Tensions like this animate much of Heinlein's work. Her synthetic fabrics feel right and desirable, and her palette takes advantage of the buzz between bright pops of color and a deeper, toned-down palette of browns, puces, burgundys and the like. Heinlein shows us what happens if sculpture and painting were subject to a Freaky Friday kind of exchange, and it's right on.

Rachel Hecker's paintings are one of Houston's best-kept secrets, and I'm happy to have been let in on them. Three canvases from her recent "Jesuses" series will be included in my first exhibition as curator at CAMH, "It is what it is. Or is it?" (May 10-July 29). For the past year, Hecker has been teaching herself how to airbrush like a pro.

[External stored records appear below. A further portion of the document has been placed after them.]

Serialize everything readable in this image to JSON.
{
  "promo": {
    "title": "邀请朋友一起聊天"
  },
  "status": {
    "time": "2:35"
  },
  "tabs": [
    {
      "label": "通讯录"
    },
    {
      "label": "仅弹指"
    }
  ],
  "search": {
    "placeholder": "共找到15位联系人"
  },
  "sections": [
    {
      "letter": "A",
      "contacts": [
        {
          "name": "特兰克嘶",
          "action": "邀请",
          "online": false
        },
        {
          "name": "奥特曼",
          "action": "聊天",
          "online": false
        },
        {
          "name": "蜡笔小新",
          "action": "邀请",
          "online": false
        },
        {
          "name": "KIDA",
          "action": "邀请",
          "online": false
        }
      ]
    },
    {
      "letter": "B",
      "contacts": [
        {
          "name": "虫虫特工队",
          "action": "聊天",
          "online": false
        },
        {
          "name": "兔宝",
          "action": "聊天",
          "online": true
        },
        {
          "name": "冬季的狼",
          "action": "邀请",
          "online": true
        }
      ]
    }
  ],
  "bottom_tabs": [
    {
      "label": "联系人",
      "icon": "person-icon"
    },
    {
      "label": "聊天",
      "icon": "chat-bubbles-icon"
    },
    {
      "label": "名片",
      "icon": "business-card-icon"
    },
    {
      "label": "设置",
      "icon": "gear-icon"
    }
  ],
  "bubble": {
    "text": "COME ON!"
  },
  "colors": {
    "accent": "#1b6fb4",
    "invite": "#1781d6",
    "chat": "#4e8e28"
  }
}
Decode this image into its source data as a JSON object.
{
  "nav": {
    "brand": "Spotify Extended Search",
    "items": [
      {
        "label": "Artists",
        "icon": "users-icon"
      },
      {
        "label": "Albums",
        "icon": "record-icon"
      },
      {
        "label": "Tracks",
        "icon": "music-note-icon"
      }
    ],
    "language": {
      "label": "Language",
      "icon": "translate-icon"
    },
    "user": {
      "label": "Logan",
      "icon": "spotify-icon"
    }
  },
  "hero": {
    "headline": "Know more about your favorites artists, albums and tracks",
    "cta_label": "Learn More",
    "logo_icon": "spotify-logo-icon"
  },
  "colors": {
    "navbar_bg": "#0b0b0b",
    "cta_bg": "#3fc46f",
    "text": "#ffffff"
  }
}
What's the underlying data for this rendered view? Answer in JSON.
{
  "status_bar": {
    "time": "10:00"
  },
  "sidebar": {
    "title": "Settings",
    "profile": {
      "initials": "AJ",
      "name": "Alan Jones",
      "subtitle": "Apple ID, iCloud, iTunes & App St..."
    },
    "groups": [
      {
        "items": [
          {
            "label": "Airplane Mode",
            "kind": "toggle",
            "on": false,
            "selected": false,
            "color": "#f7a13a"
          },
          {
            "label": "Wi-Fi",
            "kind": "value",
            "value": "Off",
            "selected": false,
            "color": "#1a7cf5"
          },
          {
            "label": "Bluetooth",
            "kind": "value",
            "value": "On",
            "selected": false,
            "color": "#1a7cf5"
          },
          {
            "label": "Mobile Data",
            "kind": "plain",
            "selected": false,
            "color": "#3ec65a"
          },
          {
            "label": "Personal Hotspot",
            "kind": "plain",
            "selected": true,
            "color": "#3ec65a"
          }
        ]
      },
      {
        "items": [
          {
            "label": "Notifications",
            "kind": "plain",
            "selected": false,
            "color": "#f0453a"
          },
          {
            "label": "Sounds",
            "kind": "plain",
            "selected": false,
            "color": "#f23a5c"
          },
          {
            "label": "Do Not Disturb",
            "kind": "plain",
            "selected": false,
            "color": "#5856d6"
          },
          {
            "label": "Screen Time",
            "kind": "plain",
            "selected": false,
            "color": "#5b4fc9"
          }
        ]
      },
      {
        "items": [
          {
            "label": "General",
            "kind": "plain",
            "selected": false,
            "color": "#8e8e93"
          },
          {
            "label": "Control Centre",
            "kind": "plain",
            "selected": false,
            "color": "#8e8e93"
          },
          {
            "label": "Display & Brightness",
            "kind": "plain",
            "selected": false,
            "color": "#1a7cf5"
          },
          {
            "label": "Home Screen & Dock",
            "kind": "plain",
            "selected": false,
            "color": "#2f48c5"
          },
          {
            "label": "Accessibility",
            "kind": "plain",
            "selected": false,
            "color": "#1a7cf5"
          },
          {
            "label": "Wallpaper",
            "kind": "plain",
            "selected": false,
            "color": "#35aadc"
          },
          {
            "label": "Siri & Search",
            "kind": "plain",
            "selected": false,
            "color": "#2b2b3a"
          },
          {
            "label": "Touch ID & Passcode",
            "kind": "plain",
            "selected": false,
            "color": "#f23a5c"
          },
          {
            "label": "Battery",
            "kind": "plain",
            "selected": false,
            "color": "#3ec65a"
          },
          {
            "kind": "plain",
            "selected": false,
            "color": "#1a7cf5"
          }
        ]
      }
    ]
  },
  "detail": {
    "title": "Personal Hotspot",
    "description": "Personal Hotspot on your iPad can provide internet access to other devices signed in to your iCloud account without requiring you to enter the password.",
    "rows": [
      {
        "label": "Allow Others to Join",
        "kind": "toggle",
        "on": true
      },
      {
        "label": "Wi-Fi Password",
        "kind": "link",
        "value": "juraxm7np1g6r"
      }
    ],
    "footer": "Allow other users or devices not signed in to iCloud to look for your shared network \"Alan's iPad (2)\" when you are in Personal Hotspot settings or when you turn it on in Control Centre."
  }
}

She's painted nearly a dozen head-and-shoulders portraits of Jesus Christ. Working slowly and methodically, Hecker builds layer upon layer of acrylic paint, creating details with stencils and occasionally drawing delicate pencil lines. Her pictorial references, however, skew contemporary.  She has amassed a look book full of source material clipped from magazines. Looking at her portraits one might notice Jesuses that bear a canny resemblance to actor Viggo Mortensen, say, or David Gilmour from Pink Floyd. Still others come from a parade of male models shot for cologne and fashion ads. With their shoulder-length dark hair and scruffy beards, these subjects resemble rock stars, but for the tunics they all wear. Steering away from the obvious signifiers-no halos or crowns of thorns here-Hecker refamiliarizes us with a subject whose representation is so deeply ingrained into our Western consciousness that, as she reveals, it takes little to establish a representational typology. Neither sacred nor profane, Hecker's images of Christ wait for us to figure out what we believe.

And now I'm in Italy, taking the opportunity to attend the opening of a retrospective of the work of the artist and performer Gina Pane (1939–1990) at MART Museo di arte moderna e contemporanea di Trento e Rovereto and a solo exhibition of work by Latifa Echakhch at Kaufmann Repetto in Milan. I'll be presenting Pane's and Echakhch's work at CAMH. And, strangely enough, yesterday I literally ran into New York artist Daphne Fitzpatrick on the street. Miles away, but it still feels like home. More on that next week!